_Material provided_
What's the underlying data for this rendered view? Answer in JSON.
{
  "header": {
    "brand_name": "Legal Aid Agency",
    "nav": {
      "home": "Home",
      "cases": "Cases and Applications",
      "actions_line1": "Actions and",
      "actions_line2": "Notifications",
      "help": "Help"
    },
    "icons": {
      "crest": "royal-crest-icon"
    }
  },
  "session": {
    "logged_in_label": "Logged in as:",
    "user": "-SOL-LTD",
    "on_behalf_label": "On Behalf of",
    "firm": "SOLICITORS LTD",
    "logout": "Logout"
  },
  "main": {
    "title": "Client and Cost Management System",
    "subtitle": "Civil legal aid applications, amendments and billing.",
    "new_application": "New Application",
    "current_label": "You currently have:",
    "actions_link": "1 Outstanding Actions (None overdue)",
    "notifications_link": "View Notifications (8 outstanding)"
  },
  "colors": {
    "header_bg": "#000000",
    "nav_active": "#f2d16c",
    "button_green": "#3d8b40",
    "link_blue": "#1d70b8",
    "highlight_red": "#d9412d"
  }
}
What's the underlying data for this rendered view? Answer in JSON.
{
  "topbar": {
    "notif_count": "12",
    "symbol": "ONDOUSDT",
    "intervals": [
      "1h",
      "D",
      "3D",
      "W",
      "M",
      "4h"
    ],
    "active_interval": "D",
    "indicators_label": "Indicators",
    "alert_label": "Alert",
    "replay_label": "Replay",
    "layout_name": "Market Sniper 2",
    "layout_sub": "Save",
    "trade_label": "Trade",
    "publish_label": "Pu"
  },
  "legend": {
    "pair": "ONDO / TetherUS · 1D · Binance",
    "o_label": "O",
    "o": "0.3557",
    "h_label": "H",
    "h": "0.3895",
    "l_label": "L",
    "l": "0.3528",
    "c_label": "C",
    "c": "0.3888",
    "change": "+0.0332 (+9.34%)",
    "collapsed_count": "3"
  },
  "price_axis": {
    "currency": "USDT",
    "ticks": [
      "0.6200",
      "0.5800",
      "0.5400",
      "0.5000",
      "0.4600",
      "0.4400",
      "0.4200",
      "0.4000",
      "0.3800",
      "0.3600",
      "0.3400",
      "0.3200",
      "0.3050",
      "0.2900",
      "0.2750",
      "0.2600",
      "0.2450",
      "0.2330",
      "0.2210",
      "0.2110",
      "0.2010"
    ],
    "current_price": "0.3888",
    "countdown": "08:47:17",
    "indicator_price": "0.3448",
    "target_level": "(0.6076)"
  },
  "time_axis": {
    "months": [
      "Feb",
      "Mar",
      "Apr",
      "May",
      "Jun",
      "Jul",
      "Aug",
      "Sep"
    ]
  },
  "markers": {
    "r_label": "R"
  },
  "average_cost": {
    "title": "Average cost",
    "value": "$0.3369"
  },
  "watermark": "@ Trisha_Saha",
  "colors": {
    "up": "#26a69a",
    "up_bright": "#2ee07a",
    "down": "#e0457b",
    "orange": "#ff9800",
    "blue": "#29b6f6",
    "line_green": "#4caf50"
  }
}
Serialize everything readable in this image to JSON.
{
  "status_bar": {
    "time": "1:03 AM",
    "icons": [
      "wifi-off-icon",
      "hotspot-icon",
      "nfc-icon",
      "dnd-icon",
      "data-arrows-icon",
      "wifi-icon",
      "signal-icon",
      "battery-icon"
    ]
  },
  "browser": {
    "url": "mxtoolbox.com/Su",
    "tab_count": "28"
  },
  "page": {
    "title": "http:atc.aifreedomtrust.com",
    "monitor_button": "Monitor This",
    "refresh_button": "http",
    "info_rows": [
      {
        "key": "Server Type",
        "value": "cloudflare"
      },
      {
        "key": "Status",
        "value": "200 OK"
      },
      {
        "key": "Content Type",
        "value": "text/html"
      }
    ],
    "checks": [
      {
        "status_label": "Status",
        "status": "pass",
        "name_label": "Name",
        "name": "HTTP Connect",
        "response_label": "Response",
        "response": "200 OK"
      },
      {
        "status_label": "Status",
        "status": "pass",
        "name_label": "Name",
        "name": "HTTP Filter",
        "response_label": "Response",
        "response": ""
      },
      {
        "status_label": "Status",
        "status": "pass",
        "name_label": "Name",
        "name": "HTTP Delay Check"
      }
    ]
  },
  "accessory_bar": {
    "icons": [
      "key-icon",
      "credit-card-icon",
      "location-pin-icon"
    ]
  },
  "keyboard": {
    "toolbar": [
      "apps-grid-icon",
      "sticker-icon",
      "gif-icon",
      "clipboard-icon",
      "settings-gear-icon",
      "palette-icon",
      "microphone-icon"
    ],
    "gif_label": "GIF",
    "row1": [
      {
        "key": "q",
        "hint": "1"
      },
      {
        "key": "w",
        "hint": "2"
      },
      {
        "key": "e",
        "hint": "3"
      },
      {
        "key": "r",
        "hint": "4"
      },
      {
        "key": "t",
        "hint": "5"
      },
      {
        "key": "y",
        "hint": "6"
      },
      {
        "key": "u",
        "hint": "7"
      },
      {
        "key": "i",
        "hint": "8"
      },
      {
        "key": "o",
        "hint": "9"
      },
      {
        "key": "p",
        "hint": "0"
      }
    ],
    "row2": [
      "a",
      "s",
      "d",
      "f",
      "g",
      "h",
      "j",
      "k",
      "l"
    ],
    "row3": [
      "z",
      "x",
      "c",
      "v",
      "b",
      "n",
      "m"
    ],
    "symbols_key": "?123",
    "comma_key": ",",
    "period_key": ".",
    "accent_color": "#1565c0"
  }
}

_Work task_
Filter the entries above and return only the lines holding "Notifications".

_Answer for the task_
      "actions_line2": "Notifications",
    "notifications_link": "View Notifications (8 outstanding)"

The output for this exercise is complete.